With sewing machines and cash being donated by the Vol State community, more than 16 sewing machines were sent to Haiti giving the women of Haiti an opportunity to learn a profession. Recently Bildad returned with pictures of the sewing machines in action.

"These sewing machines helped Haitian women earn money to help support their families," said French professor Kay Grossberg. "We are happy that everyone, students and faculty and staff, pitched in and helped in this project."

Bildad is overjoyed that the women who are learning to sew no longer have to prostitute themselves or beg for money. They can make clothes and other items to sell.

"It is more respectful for people to buy things from you, then to just give you money,” said Bildad. “Sometimes people are not going to help you if you do not help yourself.”

Meanwhile, Bildad is still raising funds and collecting sewing machines. The funds will be used to expand the school he wants to expand.

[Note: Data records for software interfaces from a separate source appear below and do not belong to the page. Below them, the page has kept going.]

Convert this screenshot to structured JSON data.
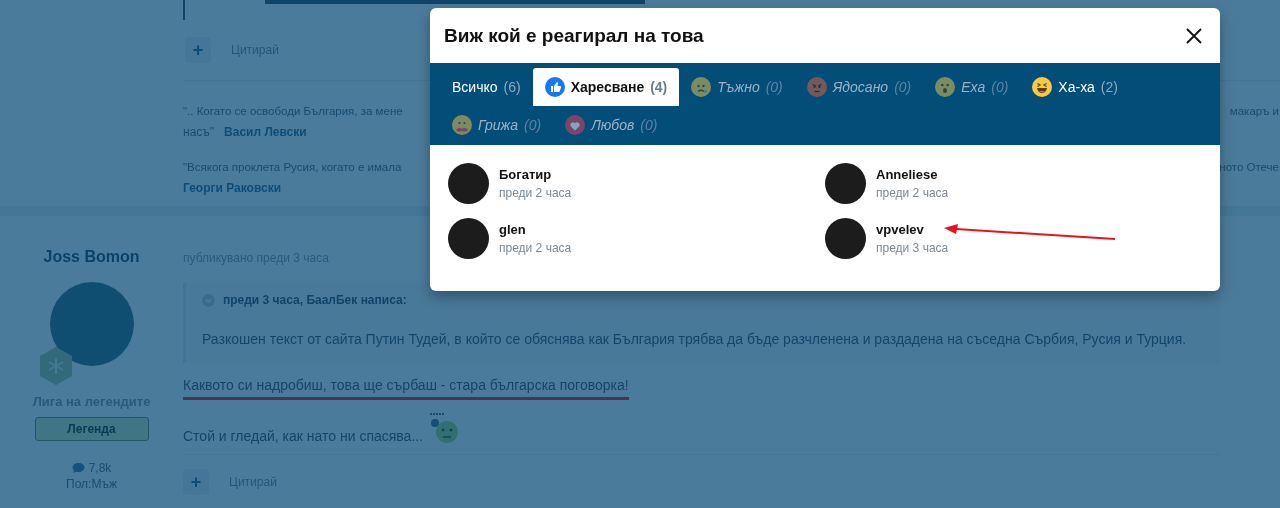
{
  "top_post": {
    "actions": {
      "add": "+",
      "quote": "Цитирай"
    }
  },
  "signature": [
    {
      "text": "\".. Когато се освободи България, за мене",
      "tail": "макаръ и",
      "continuation": "насъ\"",
      "author": "Васил Левски"
    },
    {
      "text": "\"Всякога проклета Русия, когато е имала",
      "tail": "ното Отече",
      "author": "Георги Раковски"
    }
  ],
  "post": {
    "author": {
      "name": "Joss Bomon",
      "group": "Лига на легендите",
      "rank": "Легенда",
      "posts": "7,8k",
      "gender": "Пол:Мъж"
    },
    "meta": "публикувано преди 3 часа",
    "quote": {
      "header": "преди 3 часа, БаалБек написа:",
      "text": "Разкошен текст от сайта Путин Тудей, в който се обяснява как България трябва да бъде разчленена и раздадена на съседна Сърбия, Русия и Турция."
    },
    "paragraphs": [
      {
        "text": "Каквото си надробиш, това ще сърбаш - стара българска поговорка!",
        "underlined": true
      },
      {
        "text": "Стой и гледай, как нато ни спасява...",
        "underlined": false
      }
    ],
    "actions": {
      "add": "+",
      "quote": "Цитирай"
    }
  },
  "modal": {
    "title": "Виж кой е реагирал на това",
    "tabs": [
      {
        "kind": "all",
        "label": "Всичко",
        "count": "(6)",
        "selected": false,
        "disabled": false
      },
      {
        "kind": "like",
        "label": "Харесване",
        "count": "(4)",
        "selected": true,
        "disabled": false
      },
      {
        "kind": "sad",
        "label": "Тъжно",
        "count": "(0)",
        "selected": false,
        "disabled": true
      },
      {
        "kind": "angry",
        "label": "Ядосано",
        "count": "(0)",
        "selected": false,
        "disabled": true
      },
      {
        "kind": "wow",
        "label": "Еха",
        "count": "(0)",
        "selected": false,
        "disabled": true
      },
      {
        "kind": "haha",
        "label": "Ха-ха",
        "count": "(2)",
        "selected": false,
        "disabled": false
      },
      {
        "kind": "care",
        "label": "Грижа",
        "count": "(0)",
        "selected": false,
        "disabled": true
      },
      {
        "kind": "love",
        "label": "Любов",
        "count": "(0)",
        "selected": false,
        "disabled": true
      }
    ],
    "users": [
      {
        "name": "Богатир",
        "time": "преди 2 часа"
      },
      {
        "name": "Anneliese",
        "time": "преди 2 часа"
      },
      {
        "name": "glen",
        "time": "преди 2 часа"
      },
      {
        "name": "vpvelev",
        "time": "преди 3 часа"
      }
    ]
  }
}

If you would like to make a contribution or donate a sewing machine, please contact Prosperity of God Ministry-WFBC, P.O. Box 974, White House, TN 37188.

Friday, March 15, 2013

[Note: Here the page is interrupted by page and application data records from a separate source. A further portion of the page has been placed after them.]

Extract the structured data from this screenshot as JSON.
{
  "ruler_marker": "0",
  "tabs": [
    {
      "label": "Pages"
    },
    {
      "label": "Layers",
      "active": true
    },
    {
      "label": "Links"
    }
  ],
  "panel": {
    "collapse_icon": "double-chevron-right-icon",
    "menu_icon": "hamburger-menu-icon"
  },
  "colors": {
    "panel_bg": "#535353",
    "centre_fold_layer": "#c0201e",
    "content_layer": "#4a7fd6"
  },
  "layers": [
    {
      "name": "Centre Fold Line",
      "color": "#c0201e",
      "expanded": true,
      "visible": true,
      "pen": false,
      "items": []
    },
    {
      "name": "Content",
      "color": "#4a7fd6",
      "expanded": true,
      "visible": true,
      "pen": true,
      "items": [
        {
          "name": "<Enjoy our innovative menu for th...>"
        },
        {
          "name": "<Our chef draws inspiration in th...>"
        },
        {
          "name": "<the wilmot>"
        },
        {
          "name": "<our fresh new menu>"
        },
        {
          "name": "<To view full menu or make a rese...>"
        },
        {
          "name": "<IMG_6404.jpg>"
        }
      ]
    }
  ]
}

Vol State Students in Ireland!


It’s been a fun but busy week here in central Ireland performing with Vol State’s own Bluegrass Ablaze and representing the school’s fledgling Bluegrass degree program (and promoting our new CD release!). Despite a late departure we managed to tour much of Dublin by way of a ‘hop on-hop off’ bus tour and even track down some performers in the cold wind of the Temple Bar district, before making our way to the beautiful Irish countryside.

Since Monday, we’ve performed at the Limerick Institute of Technology to a good crowd of appreciative students and faculty, completed two shows to screaming gaggles of girls at a Catholic preparatory school in Thurles, Ireland (Daniel Parnell, Bluegrass Ablaze’s bass player, is sure by now to have a fan club established among the high school girls of Thurles…), and additionally played at a beautiful historic cathedral in Cashel. We’ve even managed to squeeze in a bit of local pub “craic” (or ‘fun’ in Gaelic) at a regional venue where traditional Irish musicians taught us some Irish repertoire!

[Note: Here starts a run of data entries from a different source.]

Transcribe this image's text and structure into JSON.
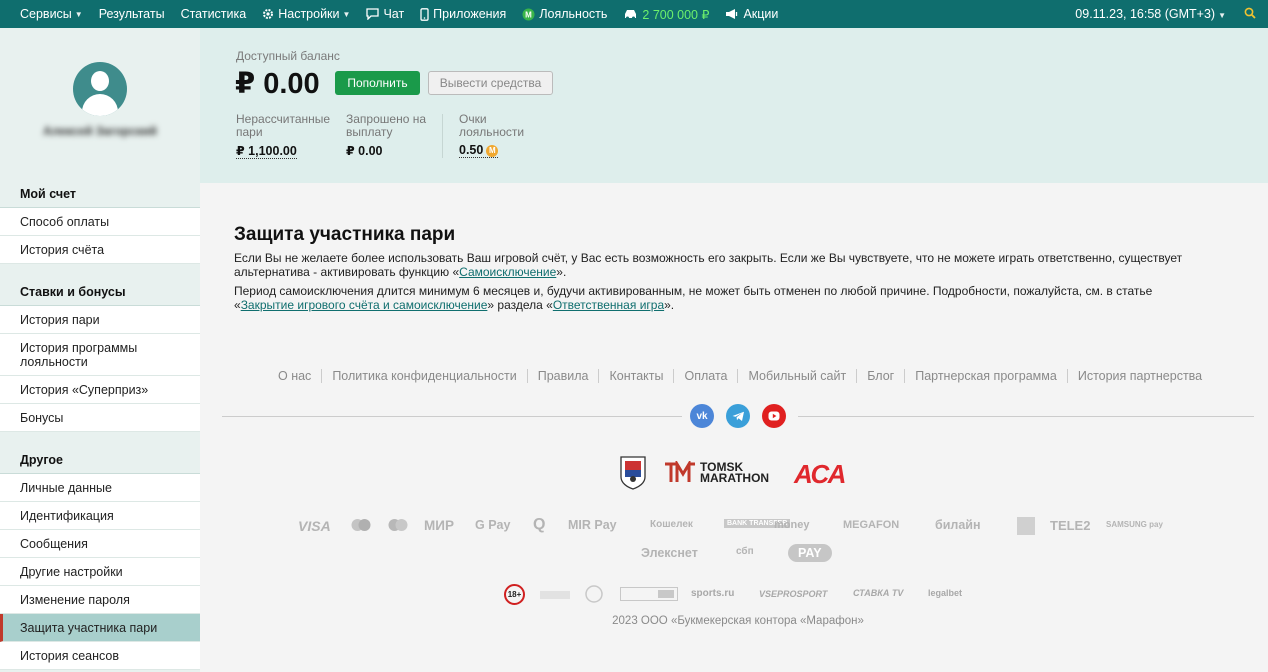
{
  "topbar": {
    "items": [
      {
        "label": "Сервисы",
        "caret": true
      },
      {
        "label": "Результаты"
      },
      {
        "label": "Статистика"
      },
      {
        "label": "Настройки",
        "caret": true
      },
      {
        "label": "Чат"
      },
      {
        "label": "Приложения"
      },
      {
        "label": "Лояльность"
      },
      {
        "label": "2 700 000 ₽"
      },
      {
        "label": "Акции"
      }
    ],
    "datetime": "09.11.23, 16:58 (GMT+3)"
  },
  "sidebar": {
    "profile_name": "Алексей Загорский",
    "groups": [
      {
        "title": "Мой счет",
        "items": [
          "Способ оплаты",
          "История счёта"
        ]
      },
      {
        "title": "Ставки и бонусы",
        "items": [
          "История пари",
          "История программы лояльности",
          "История «Суперприз»",
          "Бонусы"
        ]
      },
      {
        "title": "Другое",
        "items": [
          "Личные данные",
          "Идентификация",
          "Сообщения",
          "Другие настройки",
          "Изменение пароля",
          "Защита участника пари",
          "История сеансов"
        ]
      }
    ],
    "active_item": "Защита участника пари"
  },
  "balance": {
    "label": "Доступный баланс",
    "amount": "₽ 0.00",
    "topup_label": "Пополнить",
    "withdraw_label": "Вывести средства",
    "unsettled_label": "Нерассчитанные пари",
    "unsettled_value": "₽ 1,100.00",
    "requested_label": "Запрошено на выплату",
    "requested_value": "₽ 0.00",
    "loyalty_label": "Очки лояльности",
    "loyalty_value": "0.50"
  },
  "content": {
    "title": "Защита участника пари",
    "p1_a": "Если Вы не желаете более использовать Ваш игровой счёт, у Вас есть возможность его закрыть. Если же Вы чувствуете, что не можете играть ответственно, существует альтернатива - активировать функцию «",
    "p1_link": "Самоисключение",
    "p1_b": "».",
    "p2_a": "Период самоисключения длится минимум 6 месяцев и, будучи активированным, не может быть отменен по любой причине. Подробности, пожалуйста, см. в статье «",
    "p2_link1": "Закрытие игрового счёта и самоисключение",
    "p2_mid": "» раздела «",
    "p2_link2": "Ответственная игра",
    "p2_b": "»."
  },
  "footer": {
    "links": [
      "О нас",
      "Политика конфиденциальности",
      "Правила",
      "Контакты",
      "Оплата",
      "Мобильный сайт",
      "Блог",
      "Партнерская программа",
      "История партнерства"
    ],
    "social": [
      "vk",
      "telegram",
      "youtube"
    ],
    "sponsor_tomsk": "TOMSK MARATHON",
    "sponsor_aca": "АСА",
    "payments": [
      "VISA",
      "МИР",
      "G Pay",
      "MIR Pay",
      "Кошелек",
      "BANK TRANSFER",
      "money",
      "MEGAFON",
      "билайн",
      "TELE2",
      "SAMSUNG pay",
      "Элекснет",
      "сбп",
      "PAY"
    ],
    "badges": [
      "18+",
      "sports.ru",
      "VSEPROSPORT",
      "СТАВКА TV",
      "legalbet"
    ],
    "copyright": "2023 ООО «Букмекерская контора «Марафон»"
  }
}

Tomorrow brings another performance in Limerick, and then home on Saturday. A busy week to be sure, but immensely rewarding and a great learning experience for students and faculty alike. The luck of the Irish has certainly been with us thus far on this memorable journey!


-Benjamin Graves, Vol State music instructor

Monday, March 4, 2013

The Road to Becoming a Nurse


Mary Hageman’s daughter lay in a hospital bed sick and surrounded by a team of good nurses but one nurse stood out from the rest. The nurse just didn’t seem compassionate enough for Hageman’s liking.

Because of those feelings, Hageman decided to give up a 15 year career in the clerical profession and return to school for pre-nursing classes at Vol State. She wanted to be a nurse who cares about her patients.  

While at Vol State, she became close with a group of friends who were also nursing majors preparing to transfer to Cumberland University, just like herself. They were the first students to participate in a transfer partnership between Vol State and Cumberland.

“We all worked together as a study group, and it helped to clarify things,” said Hageman. 

After graduating from Vol State  the transition to Cumberland University went smoothly. She even had her friends from Vol State and new friends at Cumberland by her side.

While at Cumberland, the group visited several hospitals to help them prepare for working in the medical field. 

“I don’t think that anything could get me prepared for the real world but it (Vol State and Cumberland) helped.”

Now, just a couple of months after graduating from Cumberland, Hageman is working as a nurse at Select Specialty Hospital in Nashville.

When she works with things that she learned in anatomy and physiology she said it's like a light bulb going off in her head .

“Oh, so that’s what that is...”

She still finds it hard to believe that just a few years ago she was working in an office, and now she is actually working in a hospital with patients.

“I feel like I am in the right spot because everything fell into place. My goal is to make sure that I show compassion to all my patients.”